Known as EcoBoost, the new engine line could see use on as many as half a million Ford vehicles. The giant automaker claims the new design will boost fuel efficiency by as much as 20 percent in its vehicles. Moreover, Ford engineers at the show here said smaller EcoBoost engines will be capable of replacing larger predecessors.
“Now we can use a V6 where we would have used a V8, and a four-cylinder instead of a V6,” said Dan Kapp, director of powertrain research and advanced engineering for Ford.
Kapp stated that a 3.5-liter EcoBoost will crank out 340 lb-ft of torque, the same as one of the company’s V8s already in use. It also yields a 2-mpg fuel-economy advantage over the V8.
“The brilliance of it is that you get all that torque, all the way down to the 1,500-rpm range,” Kapp said. “It has this very flat torque curve that gives you better performance.”
Ford engineers achieved these improvements by combining turbo-charging with gasoline direct injection. Turbo-charging, in which heat energy from the exhaust is used to spin a turbine, has long been a traditional method for improving engine output in automobiles, but has often been linked to a “turbo-lag” phenomenon that causes engines to not perform as well at lower rpms. By simultaneously injecting gasoline directly into the engine’s combustion chamber, however, Ford engineers were able to vastly reduce turbolag. As a result, the new engine family can increase flow to the turbine, even at lower engine revolutions.
“It allows us to reduce engine displacement by as much as 30 to 40 percent,” Kapp said.
Ford plans to introduce the new engine concept in the 2009 Lincoln MKS.
Unlike many new automotive engine families, which require massive re-tooling of engine transfer lines, EcoBoost also offers the advantage of not requiring significant changes in its production plants. That’s important for Ford, because building a new engine production line from scratch can cost as much as $400 million by some estimates.

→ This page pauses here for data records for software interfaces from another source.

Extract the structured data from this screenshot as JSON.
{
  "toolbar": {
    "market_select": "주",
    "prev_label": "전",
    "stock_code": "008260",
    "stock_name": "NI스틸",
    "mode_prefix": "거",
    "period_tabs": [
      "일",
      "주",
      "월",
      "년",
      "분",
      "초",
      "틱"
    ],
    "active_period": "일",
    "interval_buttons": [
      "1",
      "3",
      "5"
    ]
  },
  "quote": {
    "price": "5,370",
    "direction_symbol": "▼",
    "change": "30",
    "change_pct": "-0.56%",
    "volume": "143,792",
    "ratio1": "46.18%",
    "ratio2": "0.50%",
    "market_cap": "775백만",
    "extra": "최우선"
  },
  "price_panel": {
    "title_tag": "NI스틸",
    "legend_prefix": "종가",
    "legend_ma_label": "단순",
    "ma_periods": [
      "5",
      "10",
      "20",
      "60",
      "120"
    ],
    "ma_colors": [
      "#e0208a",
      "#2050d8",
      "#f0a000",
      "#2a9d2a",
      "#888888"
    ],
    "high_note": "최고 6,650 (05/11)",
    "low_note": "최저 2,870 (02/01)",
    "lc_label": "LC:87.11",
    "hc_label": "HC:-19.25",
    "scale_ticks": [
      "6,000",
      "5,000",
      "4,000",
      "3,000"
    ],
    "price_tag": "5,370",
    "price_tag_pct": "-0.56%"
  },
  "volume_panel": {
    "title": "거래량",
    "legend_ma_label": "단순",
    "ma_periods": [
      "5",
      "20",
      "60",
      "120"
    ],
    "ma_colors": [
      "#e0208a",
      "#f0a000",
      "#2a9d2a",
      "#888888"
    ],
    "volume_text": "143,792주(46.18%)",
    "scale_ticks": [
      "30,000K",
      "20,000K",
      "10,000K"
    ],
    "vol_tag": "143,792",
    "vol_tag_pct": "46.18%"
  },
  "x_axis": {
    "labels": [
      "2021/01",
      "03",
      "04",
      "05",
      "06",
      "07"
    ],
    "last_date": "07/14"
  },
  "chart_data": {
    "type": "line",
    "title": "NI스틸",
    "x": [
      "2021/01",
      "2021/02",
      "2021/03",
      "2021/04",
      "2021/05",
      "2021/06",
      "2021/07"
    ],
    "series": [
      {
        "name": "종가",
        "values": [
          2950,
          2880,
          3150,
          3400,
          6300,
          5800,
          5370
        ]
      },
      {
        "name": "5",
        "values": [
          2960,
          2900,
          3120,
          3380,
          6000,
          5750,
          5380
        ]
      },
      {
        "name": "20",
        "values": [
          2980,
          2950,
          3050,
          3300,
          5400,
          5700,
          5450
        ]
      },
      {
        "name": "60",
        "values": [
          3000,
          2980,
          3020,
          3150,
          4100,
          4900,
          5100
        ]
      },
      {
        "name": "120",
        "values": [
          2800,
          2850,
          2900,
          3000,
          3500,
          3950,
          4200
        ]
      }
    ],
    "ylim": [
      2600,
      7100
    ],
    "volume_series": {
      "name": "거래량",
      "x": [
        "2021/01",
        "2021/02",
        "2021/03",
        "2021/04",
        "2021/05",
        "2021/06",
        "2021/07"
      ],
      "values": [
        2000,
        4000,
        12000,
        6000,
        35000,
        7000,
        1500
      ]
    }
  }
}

“We can deploy this technology onto the existing engine architectures, so we don’t have to make a massive investment in re-tooling of the production lines,” Kapp said.